- _MATERIAL FOR THE TASK_:

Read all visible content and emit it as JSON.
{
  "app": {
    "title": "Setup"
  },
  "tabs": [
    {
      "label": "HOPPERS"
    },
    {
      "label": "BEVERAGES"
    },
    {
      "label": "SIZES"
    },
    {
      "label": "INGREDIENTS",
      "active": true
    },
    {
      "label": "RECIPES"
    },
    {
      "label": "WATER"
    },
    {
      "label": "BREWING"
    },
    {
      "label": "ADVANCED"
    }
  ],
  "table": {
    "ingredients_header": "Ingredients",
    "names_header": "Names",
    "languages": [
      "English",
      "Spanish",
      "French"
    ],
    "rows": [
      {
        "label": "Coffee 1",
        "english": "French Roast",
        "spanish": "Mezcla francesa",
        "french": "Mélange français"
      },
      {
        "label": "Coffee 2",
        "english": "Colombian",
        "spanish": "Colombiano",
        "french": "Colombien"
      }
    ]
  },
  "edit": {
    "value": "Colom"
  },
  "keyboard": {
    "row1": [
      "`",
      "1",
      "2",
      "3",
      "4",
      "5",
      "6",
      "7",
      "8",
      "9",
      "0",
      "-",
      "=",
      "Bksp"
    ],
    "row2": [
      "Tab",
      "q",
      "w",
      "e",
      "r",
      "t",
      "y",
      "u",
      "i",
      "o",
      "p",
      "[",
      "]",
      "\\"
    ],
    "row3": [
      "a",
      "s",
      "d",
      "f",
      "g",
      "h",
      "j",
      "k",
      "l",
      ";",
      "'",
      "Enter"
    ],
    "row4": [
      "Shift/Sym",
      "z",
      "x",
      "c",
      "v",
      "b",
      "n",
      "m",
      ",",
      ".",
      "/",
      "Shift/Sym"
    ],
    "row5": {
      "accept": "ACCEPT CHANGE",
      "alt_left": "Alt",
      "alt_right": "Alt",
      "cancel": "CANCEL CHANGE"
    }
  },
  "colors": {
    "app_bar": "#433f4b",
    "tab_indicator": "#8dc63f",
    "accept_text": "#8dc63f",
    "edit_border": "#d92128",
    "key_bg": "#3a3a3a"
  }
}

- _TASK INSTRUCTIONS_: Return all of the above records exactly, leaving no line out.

- _FINISHED EXERCISE_:
Read all visible content and emit it as JSON.
{
  "app": {
    "title": "Setup"
  },
  "tabs": [
    {
      "label": "HOPPERS"
    },
    {
      "label": "BEVERAGES"
    },
    {
      "label": "SIZES"
    },
    {
      "label": "INGREDIENTS",
      "active": true
    },
    {
      "label": "RECIPES"
    },
    {
      "label": "WATER"
    },
    {
      "label": "BREWING"
    },
    {
      "label": "ADVANCED"
    }
  ],
  "table": {
    "ingredients_header": "Ingredients",
    "names_header": "Names",
    "languages": [
      "English",
      "Spanish",
      "French"
    ],
    "rows": [
      {
        "label": "Coffee 1",
        "english": "French Roast",
        "spanish": "Mezcla francesa",
        "french": "Mélange français"
      },
      {
        "label": "Coffee 2",
        "english": "Colombian",
        "spanish": "Colombiano",
        "french": "Colombien"
      }
    ]
  },
  "edit": {
    "value": "Colom"
  },
  "keyboard": {
    "row1": [
      "`",
      "1",
      "2",
      "3",
      "4",
      "5",
      "6",
      "7",
      "8",
      "9",
      "0",
      "-",
      "=",
      "Bksp"
    ],
    "row2": [
      "Tab",
      "q",
      "w",
      "e",
      "r",
      "t",
      "y",
      "u",
      "i",
      "o",
      "p",
      "[",
      "]",
      "\\"
    ],
    "row3": [
      "a",
      "s",
      "d",
      "f",
      "g",
      "h",
      "j",
      "k",
      "l",
      ";",
      "'",
      "Enter"
    ],
    "row4": [
      "Shift/Sym",
      "z",
      "x",
      "c",
      "v",
      "b",
      "n",
      "m",
      ",",
      ".",
      "/",
      "Shift/Sym"
    ],
    "row5": {
      "accept": "ACCEPT CHANGE",
      "alt_left": "Alt",
      "alt_right": "Alt",
      "cancel": "CANCEL CHANGE"
    }
  },
  "colors": {
    "app_bar": "#433f4b",
    "tab_indicator": "#8dc63f",
    "accept_text": "#8dc63f",
    "edit_border": "#d92128",
    "key_bg": "#3a3a3a"
  }
}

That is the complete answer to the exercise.